SHANGHAI, Dec 17 (Reuters) - China’s central bank has issued short-term funds to some local banks to ease liquidity strains and has also renewed some banks’ medium-term lending facilities that have expired, two sources with direct knowledge of the operations said on Wednesday.
The cash was disbursed via short-term liquidity operations, or SLOs, which are usually transacted behind closed doors with individual banks that are short on funds, the sources said.
The People’s Bank of China was not immediately available for comment. The sources did not give details on the size of the funds the central bank issued via SLOs.
The central bank said last month it had pumped 769.5 billion yuan ($125.91 billion) worth of three-month loans into banks in September and October via a medium-term lending facility. The loans were issued at an interest rate of 3.5 percent.
That is higher than the 2.6 percent that banks pay to savers for three-month deposits, but well below the 5.6 percent that banks charge for loans that mature in six months or less.
Sources said that 500 billion yuan of those loans, which were mainly extended to commercial banks in cities, were due for payment this week.
While some of the banks saw all of their loans rolled-over, others had either 50 percent or 80 percent of their loans renewed and the proportion was determined based on the size of their borrowing.
China’s reform-minded leaders have refrained from acting forcefully, such as by cutting interest rates to bolster a softening economy, opting instead for measures targeting support for specific sectors.

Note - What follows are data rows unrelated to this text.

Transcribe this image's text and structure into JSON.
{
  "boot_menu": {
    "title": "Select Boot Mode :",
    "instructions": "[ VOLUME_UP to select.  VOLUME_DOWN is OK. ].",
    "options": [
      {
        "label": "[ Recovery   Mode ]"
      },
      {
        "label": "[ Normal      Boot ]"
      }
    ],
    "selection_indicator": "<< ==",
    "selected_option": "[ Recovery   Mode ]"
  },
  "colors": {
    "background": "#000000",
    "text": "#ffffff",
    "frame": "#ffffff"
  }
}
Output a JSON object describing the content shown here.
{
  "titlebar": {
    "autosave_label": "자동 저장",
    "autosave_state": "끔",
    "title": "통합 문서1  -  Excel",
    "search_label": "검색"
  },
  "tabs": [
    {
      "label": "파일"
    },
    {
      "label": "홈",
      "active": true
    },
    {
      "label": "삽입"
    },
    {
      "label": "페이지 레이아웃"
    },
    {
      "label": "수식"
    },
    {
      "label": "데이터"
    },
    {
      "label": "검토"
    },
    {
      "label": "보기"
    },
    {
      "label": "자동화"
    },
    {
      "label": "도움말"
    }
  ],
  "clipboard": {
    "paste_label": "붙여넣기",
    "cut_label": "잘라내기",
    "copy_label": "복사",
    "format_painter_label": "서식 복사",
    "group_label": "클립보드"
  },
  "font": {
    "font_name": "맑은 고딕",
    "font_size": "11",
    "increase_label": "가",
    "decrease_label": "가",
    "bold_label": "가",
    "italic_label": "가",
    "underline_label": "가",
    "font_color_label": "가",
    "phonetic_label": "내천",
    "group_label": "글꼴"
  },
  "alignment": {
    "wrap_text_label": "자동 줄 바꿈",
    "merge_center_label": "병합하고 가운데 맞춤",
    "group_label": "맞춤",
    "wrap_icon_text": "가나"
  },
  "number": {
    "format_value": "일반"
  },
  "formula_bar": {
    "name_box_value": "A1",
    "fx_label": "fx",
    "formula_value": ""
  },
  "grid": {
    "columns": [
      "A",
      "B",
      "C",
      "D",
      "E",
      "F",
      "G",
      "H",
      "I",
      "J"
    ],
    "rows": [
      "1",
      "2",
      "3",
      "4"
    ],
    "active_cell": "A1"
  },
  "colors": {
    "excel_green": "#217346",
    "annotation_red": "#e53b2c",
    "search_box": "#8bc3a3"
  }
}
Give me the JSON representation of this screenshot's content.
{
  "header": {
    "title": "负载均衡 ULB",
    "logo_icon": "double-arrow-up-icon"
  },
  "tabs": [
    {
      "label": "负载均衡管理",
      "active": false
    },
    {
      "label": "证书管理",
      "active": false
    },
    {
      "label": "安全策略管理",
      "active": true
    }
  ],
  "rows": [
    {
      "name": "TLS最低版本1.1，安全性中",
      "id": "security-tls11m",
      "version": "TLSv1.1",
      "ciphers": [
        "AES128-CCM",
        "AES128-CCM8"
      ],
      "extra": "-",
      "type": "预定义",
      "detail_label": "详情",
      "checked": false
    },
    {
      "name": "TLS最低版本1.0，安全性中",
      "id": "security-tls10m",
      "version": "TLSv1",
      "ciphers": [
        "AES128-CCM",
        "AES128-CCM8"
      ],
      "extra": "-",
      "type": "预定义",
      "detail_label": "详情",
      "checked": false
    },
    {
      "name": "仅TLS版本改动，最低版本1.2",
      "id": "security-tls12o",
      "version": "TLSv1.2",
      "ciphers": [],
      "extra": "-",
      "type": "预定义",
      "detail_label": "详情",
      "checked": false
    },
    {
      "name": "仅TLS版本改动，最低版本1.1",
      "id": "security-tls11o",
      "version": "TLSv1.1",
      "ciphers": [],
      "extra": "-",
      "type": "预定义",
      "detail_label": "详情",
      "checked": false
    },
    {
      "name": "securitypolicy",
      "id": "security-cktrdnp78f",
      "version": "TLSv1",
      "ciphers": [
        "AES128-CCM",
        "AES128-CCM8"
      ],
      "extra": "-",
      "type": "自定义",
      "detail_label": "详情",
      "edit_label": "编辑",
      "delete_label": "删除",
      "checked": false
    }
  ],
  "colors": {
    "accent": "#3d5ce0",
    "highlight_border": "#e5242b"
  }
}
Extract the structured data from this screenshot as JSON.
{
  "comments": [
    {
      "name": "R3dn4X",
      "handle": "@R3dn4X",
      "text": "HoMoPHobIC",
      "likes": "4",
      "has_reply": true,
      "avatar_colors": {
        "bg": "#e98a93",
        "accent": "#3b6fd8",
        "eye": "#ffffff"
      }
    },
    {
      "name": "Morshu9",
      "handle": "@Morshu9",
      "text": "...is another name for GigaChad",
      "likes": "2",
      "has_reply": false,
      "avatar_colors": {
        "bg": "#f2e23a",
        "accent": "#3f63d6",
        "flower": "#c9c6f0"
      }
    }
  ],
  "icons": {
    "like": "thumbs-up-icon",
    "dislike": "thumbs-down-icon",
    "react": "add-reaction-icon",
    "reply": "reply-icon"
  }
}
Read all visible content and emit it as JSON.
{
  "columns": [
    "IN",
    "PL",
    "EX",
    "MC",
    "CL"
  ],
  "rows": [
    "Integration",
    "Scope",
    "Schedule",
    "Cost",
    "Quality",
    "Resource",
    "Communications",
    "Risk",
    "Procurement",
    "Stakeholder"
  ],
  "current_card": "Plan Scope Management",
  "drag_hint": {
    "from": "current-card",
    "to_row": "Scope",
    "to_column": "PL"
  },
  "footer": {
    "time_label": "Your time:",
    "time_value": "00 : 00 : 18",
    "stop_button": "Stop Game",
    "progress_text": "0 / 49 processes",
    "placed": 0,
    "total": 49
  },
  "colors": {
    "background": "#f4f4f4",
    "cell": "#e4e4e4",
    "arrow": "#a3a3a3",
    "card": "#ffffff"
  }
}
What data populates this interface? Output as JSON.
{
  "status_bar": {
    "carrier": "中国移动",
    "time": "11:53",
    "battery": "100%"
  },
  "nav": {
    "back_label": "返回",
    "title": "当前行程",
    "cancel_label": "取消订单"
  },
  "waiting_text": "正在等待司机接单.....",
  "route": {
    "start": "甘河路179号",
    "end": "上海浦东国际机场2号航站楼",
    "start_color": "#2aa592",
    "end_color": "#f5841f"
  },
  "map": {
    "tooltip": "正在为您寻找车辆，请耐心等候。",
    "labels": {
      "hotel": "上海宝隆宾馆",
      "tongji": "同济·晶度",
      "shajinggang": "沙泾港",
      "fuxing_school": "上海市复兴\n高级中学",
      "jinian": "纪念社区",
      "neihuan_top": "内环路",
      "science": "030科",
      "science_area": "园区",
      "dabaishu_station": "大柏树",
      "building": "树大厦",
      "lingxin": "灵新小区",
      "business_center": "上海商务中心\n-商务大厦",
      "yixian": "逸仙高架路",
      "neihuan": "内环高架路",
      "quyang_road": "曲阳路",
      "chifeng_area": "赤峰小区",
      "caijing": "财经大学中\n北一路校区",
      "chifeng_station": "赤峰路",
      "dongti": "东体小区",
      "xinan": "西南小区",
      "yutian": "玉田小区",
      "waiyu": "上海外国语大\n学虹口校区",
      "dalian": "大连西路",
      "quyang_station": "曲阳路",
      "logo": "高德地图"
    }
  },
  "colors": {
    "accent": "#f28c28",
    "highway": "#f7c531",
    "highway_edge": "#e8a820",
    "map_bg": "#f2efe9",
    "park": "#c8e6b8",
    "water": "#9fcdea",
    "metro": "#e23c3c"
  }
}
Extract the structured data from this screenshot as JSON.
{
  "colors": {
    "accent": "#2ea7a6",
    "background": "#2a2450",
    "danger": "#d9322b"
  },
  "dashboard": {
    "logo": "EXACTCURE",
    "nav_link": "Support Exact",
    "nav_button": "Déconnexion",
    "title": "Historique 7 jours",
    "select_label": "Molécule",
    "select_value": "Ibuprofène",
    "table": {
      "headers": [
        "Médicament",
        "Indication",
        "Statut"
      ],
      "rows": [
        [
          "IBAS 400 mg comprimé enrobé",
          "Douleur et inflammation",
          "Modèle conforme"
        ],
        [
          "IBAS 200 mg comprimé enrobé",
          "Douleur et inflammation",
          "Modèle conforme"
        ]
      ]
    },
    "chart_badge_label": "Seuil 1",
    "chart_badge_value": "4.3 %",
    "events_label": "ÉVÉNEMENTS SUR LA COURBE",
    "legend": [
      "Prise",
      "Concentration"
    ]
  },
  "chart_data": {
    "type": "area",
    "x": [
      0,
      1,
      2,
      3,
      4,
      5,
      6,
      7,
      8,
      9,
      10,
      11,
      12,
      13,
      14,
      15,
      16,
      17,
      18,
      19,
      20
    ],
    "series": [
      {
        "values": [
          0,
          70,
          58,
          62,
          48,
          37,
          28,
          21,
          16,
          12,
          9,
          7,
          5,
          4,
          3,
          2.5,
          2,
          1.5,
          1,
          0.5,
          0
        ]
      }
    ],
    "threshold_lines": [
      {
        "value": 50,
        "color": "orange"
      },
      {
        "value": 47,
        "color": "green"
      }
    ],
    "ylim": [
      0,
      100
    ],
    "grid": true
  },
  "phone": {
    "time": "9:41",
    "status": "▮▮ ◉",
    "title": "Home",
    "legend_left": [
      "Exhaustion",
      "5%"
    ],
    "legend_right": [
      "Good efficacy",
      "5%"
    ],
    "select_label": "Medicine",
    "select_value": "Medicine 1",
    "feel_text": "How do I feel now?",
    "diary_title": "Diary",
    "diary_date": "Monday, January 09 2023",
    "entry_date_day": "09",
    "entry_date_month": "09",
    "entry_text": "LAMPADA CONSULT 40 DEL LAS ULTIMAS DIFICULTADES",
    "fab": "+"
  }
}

Some analysts fear that may not be enough to prevent a sharper slowdown, after third-quarter data showed annual growth at 7.3 percent - the weakest since the height of the global financial crisis.
Recent purchasing managers’ surveys on factory and services sectors showed the economy lost further momentum in the fourth quarter, putting the government’s official target of around 7.5 percent growth for the year at even greater risk.
Reporting by Shanghai Newsroom; Editing by Jacqueline Wong, Robert Birsel